------ DATA SUPPLIED
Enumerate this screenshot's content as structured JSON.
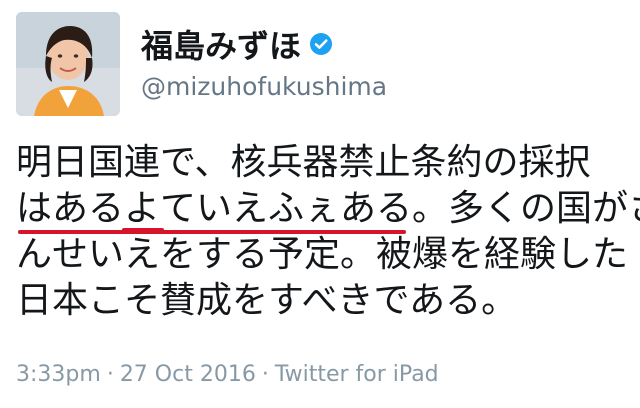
{
  "user": {
    "display_name": "福島みずほ",
    "handle": "@mizuhofukushima",
    "verified": true
  },
  "tweet": {
    "lines": [
      "明日国連で、核兵器禁止条約の採択",
      "はあるよていえふぇある。多くの国がさ",
      "んせいえをする予定。被爆を経験した",
      "日本こそ賛成をすべきである。"
    ]
  },
  "meta": {
    "time": "3:33pm",
    "separator": "·",
    "date": "27 Oct 2016",
    "source": "Twitter for iPad"
  },
  "colors": {
    "text": "#14171a",
    "muted": "#657786",
    "meta": "#8899a6",
    "verified": "#1da1f2",
    "underline": "#d8142a"
  },
  "icons": {
    "verified": "verified-badge-icon"
  }
}
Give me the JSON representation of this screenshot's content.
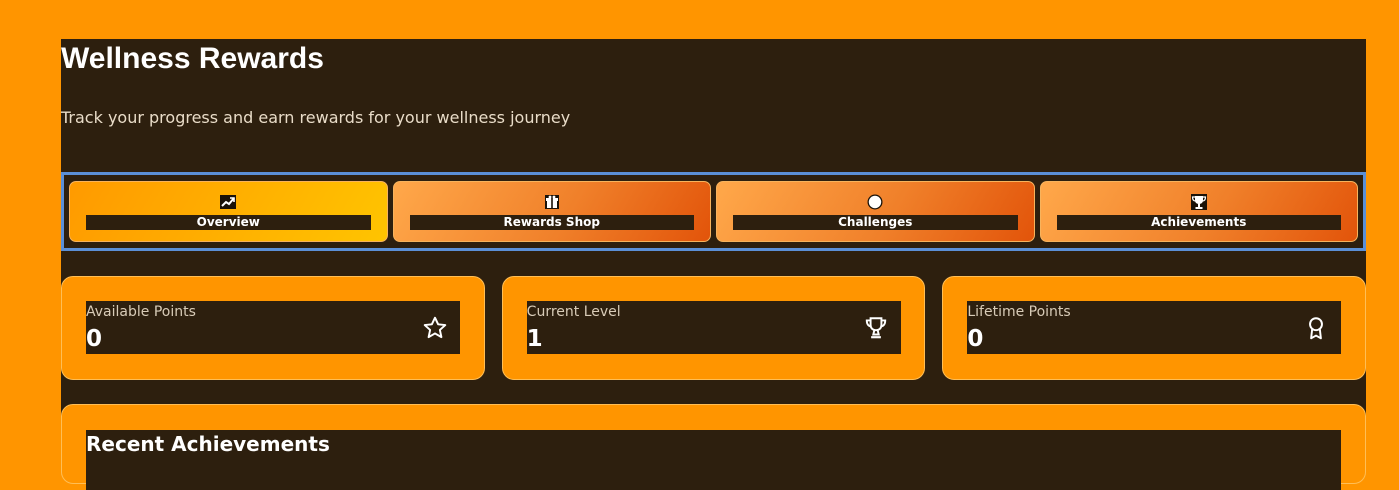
{
  "header": {
    "title": "Wellness Rewards",
    "subtitle": "Track your progress and earn rewards for your wellness journey"
  },
  "tabs": [
    {
      "label": "Overview",
      "icon": "trending-up-icon",
      "active": true
    },
    {
      "label": "Rewards Shop",
      "icon": "gift-icon",
      "active": false
    },
    {
      "label": "Challenges",
      "icon": "target-icon",
      "active": false
    },
    {
      "label": "Achievements",
      "icon": "trophy-icon",
      "active": false
    }
  ],
  "stats": [
    {
      "label": "Available Points",
      "value": "0",
      "icon": "star-icon"
    },
    {
      "label": "Current Level",
      "value": "1",
      "icon": "trophy-icon"
    },
    {
      "label": "Lifetime Points",
      "value": "0",
      "icon": "award-icon"
    }
  ],
  "recent": {
    "title": "Recent Achievements"
  },
  "colors": {
    "background": "#ff9500",
    "panel": "#2d1f0e",
    "tab_border_focus": "#5b8fd6",
    "active_tab_gradient": [
      "#ff9a00",
      "#ffc400"
    ],
    "inactive_tab_gradient": [
      "#ffa84a",
      "#e2540a"
    ]
  }
}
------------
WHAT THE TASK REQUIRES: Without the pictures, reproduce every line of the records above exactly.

COMPLETED EXERCISE:
Enumerate this screenshot's content as structured JSON.
{
  "user": {
    "display_name": "福島みずほ",
    "handle": "@mizuhofukushima",
    "verified": true
  },
  "tweet": {
    "lines": [
      "明日国連で、核兵器禁止条約の採択",
      "はあるよていえふぇある。多くの国がさ",
      "んせいえをする予定。被爆を経験した",
      "日本こそ賛成をすべきである。"
    ]
  },
  "meta": {
    "time": "3:33pm",
    "separator": "·",
    "date": "27 Oct 2016",
    "source": "Twitter for iPad"
  },
  "colors": {
    "text": "#14171a",
    "muted": "#657786",
    "meta": "#8899a6",
    "verified": "#1da1f2",
    "underline": "#d8142a"
  },
  "icons": {
    "verified": "verified-badge-icon"
  }
}
Give me the JSON representation of this screenshot's content.
{
  "header": {
    "title": "Wellness Rewards",
    "subtitle": "Track your progress and earn rewards for your wellness journey"
  },
  "tabs": [
    {
      "label": "Overview",
      "icon": "trending-up-icon",
      "active": true
    },
    {
      "label": "Rewards Shop",
      "icon": "gift-icon",
      "active": false
    },
    {
      "label": "Challenges",
      "icon": "target-icon",
      "active": false
    },
    {
      "label": "Achievements",
      "icon": "trophy-icon",
      "active": false
    }
  ],
  "stats": [
    {
      "label": "Available Points",
      "value": "0",
      "icon": "star-icon"
    },
    {
      "label": "Current Level",
      "value": "1",
      "icon": "trophy-icon"
    },
    {
      "label": "Lifetime Points",
      "value": "0",
      "icon": "award-icon"
    }
  ],
  "recent": {
    "title": "Recent Achievements"
  },
  "colors": {
    "background": "#ff9500",
    "panel": "#2d1f0e",
    "tab_border_focus": "#5b8fd6",
    "active_tab_gradient": [
      "#ff9a00",
      "#ffc400"
    ],
    "inactive_tab_gradient": [
      "#ffa84a",
      "#e2540a"
    ]
  }
}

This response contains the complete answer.